Chaotic elections

People who had trouble finding the electoral department they will vote in, not to mention the thousands who discovered that they are not listed in any of the voting registers or that they will have to travel to distant polling stations, have all been upset by the changes in the election procedure. What is the point of modernizing the process, they ask, if abolishing the voting papers means having yet more problems? It should be remembered here that the goal of this change is not simply to abolish voting papers but to update election registers, to make sure the municipality where people vote is the municipality in which they live, and to enable those who have come of age to directly exercise their right to vote without having to undergo any additional procedures, and, finally, to progress toward a national municipal register. Reforming the system is not some absurd goal. Rather, it aims to rationalize the entire process. This reminder might well rub salt in the wounds. After all, the legislation that provided for all these significant changes was passed four years ago. It should have been implemented in the 2000 national elections but it was decided that two years was not enough to change the system. Today, four years later, snags are said to be unavoidable while the State and municipalities engage in a mutual blame game.

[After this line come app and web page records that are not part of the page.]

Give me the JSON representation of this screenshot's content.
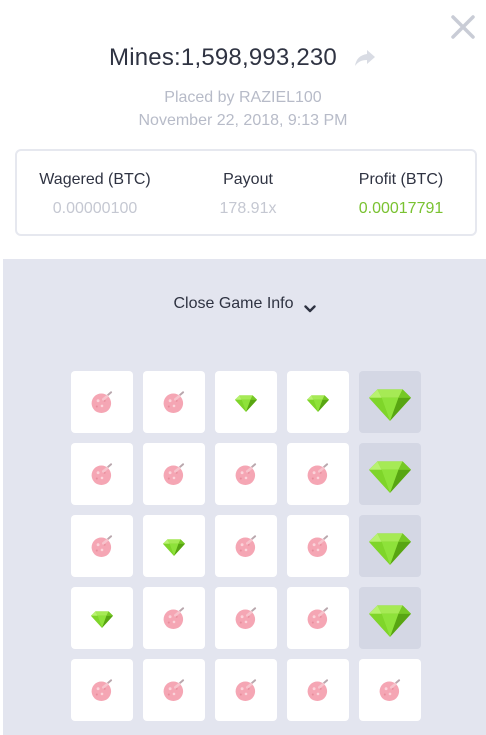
{
  "header": {
    "title": "Mines:1,598,993,230",
    "placed_by": "Placed by RAZIEL100",
    "date": "November 22, 2018, 9:13 PM"
  },
  "stats": {
    "wagered_label": "Wagered (BTC)",
    "wagered_value": "0.00000100",
    "payout_label": "Payout",
    "payout_value": "178.91x",
    "profit_label": "Profit (BTC)",
    "profit_value": "0.00017791"
  },
  "game": {
    "toggle_label": "Close Game Info",
    "icons": {
      "mine": "mine-icon",
      "gem": "gem-icon",
      "close": "close-icon",
      "share": "share-icon",
      "chevron": "chevron-down-icon"
    },
    "colors": {
      "gem": "#7ed321",
      "mine": "#f4a3b0",
      "profit": "#7ac231",
      "panel": "#e3e5ef"
    },
    "board": [
      [
        {
          "type": "mine",
          "revealed": false
        },
        {
          "type": "mine",
          "revealed": false
        },
        {
          "type": "gem",
          "revealed": false
        },
        {
          "type": "gem",
          "revealed": false
        },
        {
          "type": "gem",
          "revealed": true
        }
      ],
      [
        {
          "type": "mine",
          "revealed": false
        },
        {
          "type": "mine",
          "revealed": false
        },
        {
          "type": "mine",
          "revealed": false
        },
        {
          "type": "mine",
          "revealed": false
        },
        {
          "type": "gem",
          "revealed": true
        }
      ],
      [
        {
          "type": "mine",
          "revealed": false
        },
        {
          "type": "gem",
          "revealed": false
        },
        {
          "type": "mine",
          "revealed": false
        },
        {
          "type": "mine",
          "revealed": false
        },
        {
          "type": "gem",
          "revealed": true
        }
      ],
      [
        {
          "type": "gem",
          "revealed": false
        },
        {
          "type": "mine",
          "revealed": false
        },
        {
          "type": "mine",
          "revealed": false
        },
        {
          "type": "mine",
          "revealed": false
        },
        {
          "type": "gem",
          "revealed": true
        }
      ],
      [
        {
          "type": "mine",
          "revealed": false
        },
        {
          "type": "mine",
          "revealed": false
        },
        {
          "type": "mine",
          "revealed": false
        },
        {
          "type": "mine",
          "revealed": false
        },
        {
          "type": "mine",
          "revealed": false
        }
      ]
    ]
  }
}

But how many people are convinced by excuses about the costly polling cards that were issued, advertised and distributed only to turn out to be unnecessary? Or about the fact of thousands of people not being registered at all, about the multiple entries of thousands of voters, clearly a result of the failure of municipalities to remove the names of their former residents? Or about the huge inflation of the total number of voters in the supposedly updated voting lists – unless one counts small children? Or about the self-evident fact that thousands of voters were randomly divided up among the various electoral departments and now have to vote miles away from home? The large number and the nature of the problems show that the blame lies with both the State and the local authorities. The current mess is not due to isolated errors but to constant indifference to what may seem a procedural matter but is, in fact, the authorities’ job. Faced with the consequences, citizens have every right to demand an explanation – not in order to take legal action but to be able to judge their leaders.